Assignment »
When the string "JSON" occurs in a line of the records, show that line.

Record set »
=======

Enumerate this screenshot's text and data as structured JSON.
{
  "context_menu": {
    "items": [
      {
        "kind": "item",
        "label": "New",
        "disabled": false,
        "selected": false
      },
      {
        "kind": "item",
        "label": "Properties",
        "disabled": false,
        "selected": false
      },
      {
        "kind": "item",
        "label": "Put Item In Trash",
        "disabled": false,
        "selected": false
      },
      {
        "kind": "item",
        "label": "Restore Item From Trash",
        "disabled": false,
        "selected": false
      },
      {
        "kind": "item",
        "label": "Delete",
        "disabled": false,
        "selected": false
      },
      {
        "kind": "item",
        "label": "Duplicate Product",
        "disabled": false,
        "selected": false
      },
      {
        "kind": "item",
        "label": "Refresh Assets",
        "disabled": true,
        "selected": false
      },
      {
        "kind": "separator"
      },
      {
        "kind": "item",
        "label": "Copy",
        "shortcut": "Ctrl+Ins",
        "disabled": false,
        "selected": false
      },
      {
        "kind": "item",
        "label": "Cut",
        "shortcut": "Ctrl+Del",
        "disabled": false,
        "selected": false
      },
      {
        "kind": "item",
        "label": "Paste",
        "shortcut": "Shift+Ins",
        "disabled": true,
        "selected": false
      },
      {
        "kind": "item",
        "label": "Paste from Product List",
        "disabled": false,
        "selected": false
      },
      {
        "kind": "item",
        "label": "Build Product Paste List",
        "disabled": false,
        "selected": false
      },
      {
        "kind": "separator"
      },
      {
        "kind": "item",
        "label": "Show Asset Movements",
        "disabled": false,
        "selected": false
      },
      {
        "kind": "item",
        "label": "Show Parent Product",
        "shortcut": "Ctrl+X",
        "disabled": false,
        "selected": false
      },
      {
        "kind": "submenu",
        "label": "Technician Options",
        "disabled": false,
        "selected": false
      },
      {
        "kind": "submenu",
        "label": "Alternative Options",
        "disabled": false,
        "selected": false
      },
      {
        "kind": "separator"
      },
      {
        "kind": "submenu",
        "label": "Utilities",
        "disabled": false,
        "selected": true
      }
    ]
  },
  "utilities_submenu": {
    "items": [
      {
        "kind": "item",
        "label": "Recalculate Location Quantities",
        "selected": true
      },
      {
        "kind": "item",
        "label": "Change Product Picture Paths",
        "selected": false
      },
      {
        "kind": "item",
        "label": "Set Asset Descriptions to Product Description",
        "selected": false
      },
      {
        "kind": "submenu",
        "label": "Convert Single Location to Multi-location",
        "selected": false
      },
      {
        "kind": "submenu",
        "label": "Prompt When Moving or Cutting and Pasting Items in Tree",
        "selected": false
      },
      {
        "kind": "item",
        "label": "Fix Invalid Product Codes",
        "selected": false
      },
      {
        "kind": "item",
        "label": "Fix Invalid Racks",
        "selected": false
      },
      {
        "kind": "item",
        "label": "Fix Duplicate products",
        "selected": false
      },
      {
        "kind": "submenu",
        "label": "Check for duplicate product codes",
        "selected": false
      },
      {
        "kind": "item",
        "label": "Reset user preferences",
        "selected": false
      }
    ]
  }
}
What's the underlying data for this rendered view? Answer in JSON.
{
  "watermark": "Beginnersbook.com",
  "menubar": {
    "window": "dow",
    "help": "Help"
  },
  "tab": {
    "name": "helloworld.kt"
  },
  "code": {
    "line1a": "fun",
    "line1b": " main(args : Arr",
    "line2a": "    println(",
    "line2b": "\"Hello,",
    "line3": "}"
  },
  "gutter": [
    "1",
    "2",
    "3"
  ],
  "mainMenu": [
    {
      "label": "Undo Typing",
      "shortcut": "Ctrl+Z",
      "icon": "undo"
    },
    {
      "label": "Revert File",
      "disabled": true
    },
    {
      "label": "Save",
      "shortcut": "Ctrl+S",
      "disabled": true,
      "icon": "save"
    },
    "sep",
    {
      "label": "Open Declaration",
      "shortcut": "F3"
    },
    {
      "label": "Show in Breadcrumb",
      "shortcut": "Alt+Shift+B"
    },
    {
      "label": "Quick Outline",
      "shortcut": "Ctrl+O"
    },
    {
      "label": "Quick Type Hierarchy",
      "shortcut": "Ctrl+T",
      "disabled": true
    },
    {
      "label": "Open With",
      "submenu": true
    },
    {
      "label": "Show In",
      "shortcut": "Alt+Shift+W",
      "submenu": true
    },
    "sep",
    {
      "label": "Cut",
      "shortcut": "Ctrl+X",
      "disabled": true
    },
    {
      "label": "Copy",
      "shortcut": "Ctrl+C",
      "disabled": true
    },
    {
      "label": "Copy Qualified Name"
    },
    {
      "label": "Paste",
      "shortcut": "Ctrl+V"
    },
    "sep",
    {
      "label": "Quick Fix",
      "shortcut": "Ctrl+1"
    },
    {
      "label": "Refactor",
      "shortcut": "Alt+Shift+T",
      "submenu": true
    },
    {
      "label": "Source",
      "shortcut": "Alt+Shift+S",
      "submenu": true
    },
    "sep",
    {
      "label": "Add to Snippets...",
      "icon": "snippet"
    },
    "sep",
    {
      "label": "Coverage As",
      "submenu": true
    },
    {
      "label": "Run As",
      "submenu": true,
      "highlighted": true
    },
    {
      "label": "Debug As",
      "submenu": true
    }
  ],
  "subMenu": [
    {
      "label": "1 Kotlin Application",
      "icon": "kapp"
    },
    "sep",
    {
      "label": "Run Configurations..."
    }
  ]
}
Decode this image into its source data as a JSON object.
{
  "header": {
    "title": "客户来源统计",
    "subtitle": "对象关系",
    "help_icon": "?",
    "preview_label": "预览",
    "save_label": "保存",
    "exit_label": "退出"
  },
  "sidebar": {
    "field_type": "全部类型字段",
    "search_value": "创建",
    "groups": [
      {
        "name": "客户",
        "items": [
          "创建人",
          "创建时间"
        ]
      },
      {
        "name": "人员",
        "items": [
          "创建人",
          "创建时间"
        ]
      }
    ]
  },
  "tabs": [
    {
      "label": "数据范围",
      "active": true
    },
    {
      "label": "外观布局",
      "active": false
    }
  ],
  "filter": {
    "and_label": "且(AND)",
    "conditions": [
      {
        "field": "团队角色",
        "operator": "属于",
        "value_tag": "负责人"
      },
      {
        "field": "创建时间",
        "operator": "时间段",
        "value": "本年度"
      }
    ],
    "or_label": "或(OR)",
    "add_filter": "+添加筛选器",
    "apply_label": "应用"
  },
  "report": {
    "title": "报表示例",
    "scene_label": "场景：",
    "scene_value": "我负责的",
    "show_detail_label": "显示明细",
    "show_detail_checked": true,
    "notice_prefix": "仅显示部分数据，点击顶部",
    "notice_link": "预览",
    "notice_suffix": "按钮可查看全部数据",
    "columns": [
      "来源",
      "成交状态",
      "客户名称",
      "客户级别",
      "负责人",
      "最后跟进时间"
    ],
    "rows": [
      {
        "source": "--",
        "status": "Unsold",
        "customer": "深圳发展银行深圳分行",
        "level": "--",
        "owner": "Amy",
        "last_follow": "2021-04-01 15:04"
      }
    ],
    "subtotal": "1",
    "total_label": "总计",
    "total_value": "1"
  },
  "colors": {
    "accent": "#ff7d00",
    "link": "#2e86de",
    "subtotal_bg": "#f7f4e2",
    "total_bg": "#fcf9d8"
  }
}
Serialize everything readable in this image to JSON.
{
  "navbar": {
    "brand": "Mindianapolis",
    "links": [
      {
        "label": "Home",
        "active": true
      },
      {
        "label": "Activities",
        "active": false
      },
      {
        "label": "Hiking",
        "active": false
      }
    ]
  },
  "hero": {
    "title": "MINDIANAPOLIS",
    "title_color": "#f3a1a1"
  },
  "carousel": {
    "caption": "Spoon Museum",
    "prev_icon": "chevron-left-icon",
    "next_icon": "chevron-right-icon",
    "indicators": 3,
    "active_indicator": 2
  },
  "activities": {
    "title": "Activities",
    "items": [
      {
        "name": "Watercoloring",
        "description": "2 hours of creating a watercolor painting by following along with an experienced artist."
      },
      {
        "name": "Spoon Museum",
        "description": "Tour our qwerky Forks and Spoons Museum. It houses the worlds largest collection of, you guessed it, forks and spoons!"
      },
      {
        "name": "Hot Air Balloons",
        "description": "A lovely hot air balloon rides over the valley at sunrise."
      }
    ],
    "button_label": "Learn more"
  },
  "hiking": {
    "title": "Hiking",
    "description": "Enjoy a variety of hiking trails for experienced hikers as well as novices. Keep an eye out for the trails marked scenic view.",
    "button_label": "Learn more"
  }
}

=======

Output below »
Enumerate this screenshot's text and data as structured JSON.
What's the underlying data for this rendered view? Answer in JSON.
Decode this image into its source data as a JSON object.
Serialize everything readable in this image to JSON.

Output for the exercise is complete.